EU to strengthen crypto regulation to encourage innovation
EU’s Executive Vice-President discussed the topic of crypto-assets regulation during a speech at the Digital Finance Outreach 2020 Closing conference.
The European Union is no stranger to the potential benefits crypto-assets have to offer. In a recent speech by Valdis Dombrovskis, the EU’s Executive Vice-President acknowledged the benefit that digital assets offer to consumers, businesses and market participants.
In the speech, Dombrovskis shared the EU’s plans to change the legal uncertainty that reigns over the crypto-assets ecosystem, as well as to lead the way to better regulations.
“Some crypto-assets fall under existing EU rules. Many do not. But they present familiar issues of consumer protection, market integrity, and equal conditions for competition.” expressed Mr. Dombrovskis.
The EU will propose a flexible pilot scheme later this year
The EU’s approach to crypto regulation will be in the form of legislation that incentivises and allows the industry to innovate by giving regulatory flexibility for experimentation, while also including close supervisory oversight.
Assets that are not covered, such as stablecoins, will have new regulations tailored to their specific needs, risks and the understanding required by investors and users alike. The level of flexibility of the regulations will have will be directly proportional to the risk the assets imply, according to EU regulators.
Europeans are ready for digital finance
Dombrovskis stressed that full confidence in a digital system was needed for users to adopt it, with confidence being the result of digital operational resilience.
With the demand for digital services on the rise as a result of COVID-19, the financial system has become more attractive for cybercriminals, who now have a more captive audience.

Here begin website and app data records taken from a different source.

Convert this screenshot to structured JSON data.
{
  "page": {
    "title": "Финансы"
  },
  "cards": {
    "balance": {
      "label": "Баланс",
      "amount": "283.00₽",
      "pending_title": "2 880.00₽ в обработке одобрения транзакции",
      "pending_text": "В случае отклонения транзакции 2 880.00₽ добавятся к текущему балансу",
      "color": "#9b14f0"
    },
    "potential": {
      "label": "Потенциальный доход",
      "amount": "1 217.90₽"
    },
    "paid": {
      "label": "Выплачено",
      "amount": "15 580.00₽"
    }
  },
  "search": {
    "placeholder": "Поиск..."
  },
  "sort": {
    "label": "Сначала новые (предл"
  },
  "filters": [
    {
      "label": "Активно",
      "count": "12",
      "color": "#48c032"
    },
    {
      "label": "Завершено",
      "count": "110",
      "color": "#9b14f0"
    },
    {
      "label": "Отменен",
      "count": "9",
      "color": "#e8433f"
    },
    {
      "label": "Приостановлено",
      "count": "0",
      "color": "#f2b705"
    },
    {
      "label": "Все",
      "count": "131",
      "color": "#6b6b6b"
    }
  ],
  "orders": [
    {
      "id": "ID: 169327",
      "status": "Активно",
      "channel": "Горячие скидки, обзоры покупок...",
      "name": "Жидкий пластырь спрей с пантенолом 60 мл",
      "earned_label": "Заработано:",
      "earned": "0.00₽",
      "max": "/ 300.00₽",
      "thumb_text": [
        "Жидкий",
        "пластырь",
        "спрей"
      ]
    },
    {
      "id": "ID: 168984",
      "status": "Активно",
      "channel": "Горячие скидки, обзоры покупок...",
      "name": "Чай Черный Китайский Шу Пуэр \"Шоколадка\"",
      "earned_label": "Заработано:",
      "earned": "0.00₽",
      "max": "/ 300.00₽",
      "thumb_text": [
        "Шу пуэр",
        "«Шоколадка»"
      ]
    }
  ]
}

This resulted in the European Systemic Risk Board working on regulations that will demand financial industries to comply with standards to ensure the resilience of their systems, as well as promote an overhaul of legacy IT systems.
The EU is looking to ensure that financial institutions participate in a single market, promote a data-driven financial sector and stimulate innovation with tits new rules while remaining technology-neutral.
“Ladies and gentlemen, the digital age is firmly upon us. Europe’s financial sector needs it to move forward,” concluded Mr. Dombrovskis.